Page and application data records
--------------------------------------------------
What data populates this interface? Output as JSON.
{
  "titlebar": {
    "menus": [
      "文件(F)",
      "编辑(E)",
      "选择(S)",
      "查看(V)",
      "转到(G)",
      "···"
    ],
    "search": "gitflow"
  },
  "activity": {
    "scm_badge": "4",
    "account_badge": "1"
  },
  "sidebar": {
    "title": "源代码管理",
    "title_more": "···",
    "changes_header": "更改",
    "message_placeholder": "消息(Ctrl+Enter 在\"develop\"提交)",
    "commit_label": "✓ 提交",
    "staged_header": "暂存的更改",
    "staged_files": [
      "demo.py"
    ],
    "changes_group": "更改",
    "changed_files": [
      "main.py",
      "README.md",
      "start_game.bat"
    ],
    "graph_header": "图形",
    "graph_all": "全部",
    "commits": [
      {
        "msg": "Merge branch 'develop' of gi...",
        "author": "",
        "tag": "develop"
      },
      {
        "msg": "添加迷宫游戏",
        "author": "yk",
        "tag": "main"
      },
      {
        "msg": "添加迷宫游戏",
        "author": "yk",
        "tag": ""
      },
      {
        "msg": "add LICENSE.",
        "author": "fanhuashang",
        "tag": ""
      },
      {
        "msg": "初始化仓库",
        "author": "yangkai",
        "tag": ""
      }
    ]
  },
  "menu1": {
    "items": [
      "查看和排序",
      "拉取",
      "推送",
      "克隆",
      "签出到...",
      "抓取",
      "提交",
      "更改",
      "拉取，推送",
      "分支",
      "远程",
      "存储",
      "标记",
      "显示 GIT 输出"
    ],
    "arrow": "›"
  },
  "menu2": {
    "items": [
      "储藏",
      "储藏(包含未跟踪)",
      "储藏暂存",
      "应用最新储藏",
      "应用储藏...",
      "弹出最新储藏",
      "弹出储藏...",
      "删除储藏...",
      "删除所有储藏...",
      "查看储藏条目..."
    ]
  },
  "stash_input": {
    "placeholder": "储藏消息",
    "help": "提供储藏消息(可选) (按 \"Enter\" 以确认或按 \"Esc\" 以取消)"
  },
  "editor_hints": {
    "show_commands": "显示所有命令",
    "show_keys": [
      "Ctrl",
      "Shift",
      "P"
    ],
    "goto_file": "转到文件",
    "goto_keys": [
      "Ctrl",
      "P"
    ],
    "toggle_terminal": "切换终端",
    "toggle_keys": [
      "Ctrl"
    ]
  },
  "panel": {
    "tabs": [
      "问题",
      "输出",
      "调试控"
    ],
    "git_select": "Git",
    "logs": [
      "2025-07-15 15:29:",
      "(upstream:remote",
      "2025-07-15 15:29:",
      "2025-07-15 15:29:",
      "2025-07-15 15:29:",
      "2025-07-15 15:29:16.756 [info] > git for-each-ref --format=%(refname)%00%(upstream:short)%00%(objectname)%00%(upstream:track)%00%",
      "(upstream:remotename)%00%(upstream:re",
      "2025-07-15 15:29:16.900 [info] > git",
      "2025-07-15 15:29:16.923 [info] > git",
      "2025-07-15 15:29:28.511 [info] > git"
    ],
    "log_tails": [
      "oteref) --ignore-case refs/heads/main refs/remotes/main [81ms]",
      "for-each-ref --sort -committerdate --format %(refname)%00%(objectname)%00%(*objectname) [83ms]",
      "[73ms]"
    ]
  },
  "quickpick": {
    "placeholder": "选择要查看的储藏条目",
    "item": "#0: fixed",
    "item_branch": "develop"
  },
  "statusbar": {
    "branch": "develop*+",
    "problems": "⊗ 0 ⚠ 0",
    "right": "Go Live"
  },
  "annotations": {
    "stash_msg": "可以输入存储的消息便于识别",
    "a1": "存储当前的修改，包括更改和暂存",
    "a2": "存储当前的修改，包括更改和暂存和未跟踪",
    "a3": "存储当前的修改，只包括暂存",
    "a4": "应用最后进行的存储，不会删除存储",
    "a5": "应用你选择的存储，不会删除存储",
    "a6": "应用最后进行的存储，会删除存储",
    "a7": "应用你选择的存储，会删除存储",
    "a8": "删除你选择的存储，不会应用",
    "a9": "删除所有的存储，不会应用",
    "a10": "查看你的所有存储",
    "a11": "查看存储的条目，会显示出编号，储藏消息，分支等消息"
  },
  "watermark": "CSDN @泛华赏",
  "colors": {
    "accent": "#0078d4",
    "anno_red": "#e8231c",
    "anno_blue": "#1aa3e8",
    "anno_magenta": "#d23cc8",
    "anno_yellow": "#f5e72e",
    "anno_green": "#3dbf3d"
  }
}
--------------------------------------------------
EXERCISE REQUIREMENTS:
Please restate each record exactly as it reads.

WRITTEN SOLUTION:
What data populates this interface? Output as JSON.
{
  "titlebar": {
    "menus": [
      "文件(F)",
      "编辑(E)",
      "选择(S)",
      "查看(V)",
      "转到(G)",
      "···"
    ],
    "search": "gitflow"
  },
  "activity": {
    "scm_badge": "4",
    "account_badge": "1"
  },
  "sidebar": {
    "title": "源代码管理",
    "title_more": "···",
    "changes_header": "更改",
    "message_placeholder": "消息(Ctrl+Enter 在\"develop\"提交)",
    "commit_label": "✓ 提交",
    "staged_header": "暂存的更改",
    "staged_files": [
      "demo.py"
    ],
    "changes_group": "更改",
    "changed_files": [
      "main.py",
      "README.md",
      "start_game.bat"
    ],
    "graph_header": "图形",
    "graph_all": "全部",
    "commits": [
      {
        "msg": "Merge branch 'develop' of gi...",
        "author": "",
        "tag": "develop"
      },
      {
        "msg": "添加迷宫游戏",
        "author": "yk",
        "tag": "main"
      },
      {
        "msg": "添加迷宫游戏",
        "author": "yk",
        "tag": ""
      },
      {
        "msg": "add LICENSE.",
        "author": "fanhuashang",
        "tag": ""
      },
      {
        "msg": "初始化仓库",
        "author": "yangkai",
        "tag": ""
      }
    ]
  },
  "menu1": {
    "items": [
      "查看和排序",
      "拉取",
      "推送",
      "克隆",
      "签出到...",
      "抓取",
      "提交",
      "更改",
      "拉取，推送",
      "分支",
      "远程",
      "存储",
      "标记",
      "显示 GIT 输出"
    ],
    "arrow": "›"
  },
  "menu2": {
    "items": [
      "储藏",
      "储藏(包含未跟踪)",
      "储藏暂存",
      "应用最新储藏",
      "应用储藏...",
      "弹出最新储藏",
      "弹出储藏...",
      "删除储藏...",
      "删除所有储藏...",
      "查看储藏条目..."
    ]
  },
  "stash_input": {
    "placeholder": "储藏消息",
    "help": "提供储藏消息(可选) (按 \"Enter\" 以确认或按 \"Esc\" 以取消)"
  },
  "editor_hints": {
    "show_commands": "显示所有命令",
    "show_keys": [
      "Ctrl",
      "Shift",
      "P"
    ],
    "goto_file": "转到文件",
    "goto_keys": [
      "Ctrl",
      "P"
    ],
    "toggle_terminal": "切换终端",
    "toggle_keys": [
      "Ctrl"
    ]
  },
  "panel": {
    "tabs": [
      "问题",
      "输出",
      "调试控"
    ],
    "git_select": "Git",
    "logs": [
      "2025-07-15 15:29:",
      "(upstream:remote",
      "2025-07-15 15:29:",
      "2025-07-15 15:29:",
      "2025-07-15 15:29:",
      "2025-07-15 15:29:16.756 [info] > git for-each-ref --format=%(refname)%00%(upstream:short)%00%(objectname)%00%(upstream:track)%00%",
      "(upstream:remotename)%00%(upstream:re",
      "2025-07-15 15:29:16.900 [info] > git",
      "2025-07-15 15:29:16.923 [info] > git",
      "2025-07-15 15:29:28.511 [info] > git"
    ],
    "log_tails": [
      "oteref) --ignore-case refs/heads/main refs/remotes/main [81ms]",
      "for-each-ref --sort -committerdate --format %(refname)%00%(objectname)%00%(*objectname) [83ms]",
      "[73ms]"
    ]
  },
  "quickpick": {
    "placeholder": "选择要查看的储藏条目",
    "item": "#0: fixed",
    "item_branch": "develop"
  },
  "statusbar": {
    "branch": "develop*+",
    "problems": "⊗ 0 ⚠ 0",
    "right": "Go Live"
  },
  "annotations": {
    "stash_msg": "可以输入存储的消息便于识别",
    "a1": "存储当前的修改，包括更改和暂存",
    "a2": "存储当前的修改，包括更改和暂存和未跟踪",
    "a3": "存储当前的修改，只包括暂存",
    "a4": "应用最后进行的存储，不会删除存储",
    "a5": "应用你选择的存储，不会删除存储",
    "a6": "应用最后进行的存储，会删除存储",
    "a7": "应用你选择的存储，会删除存储",
    "a8": "删除你选择的存储，不会应用",
    "a9": "删除所有的存储，不会应用",
    "a10": "查看你的所有存储",
    "a11": "查看存储的条目，会显示出编号，储藏消息，分支等消息"
  },
  "watermark": "CSDN @泛华赏",
  "colors": {
    "accent": "#0078d4",
    "anno_red": "#e8231c",
    "anno_blue": "#1aa3e8",
    "anno_magenta": "#d23cc8",
    "anno_yellow": "#f5e72e",
    "anno_green": "#3dbf3d"
  }
}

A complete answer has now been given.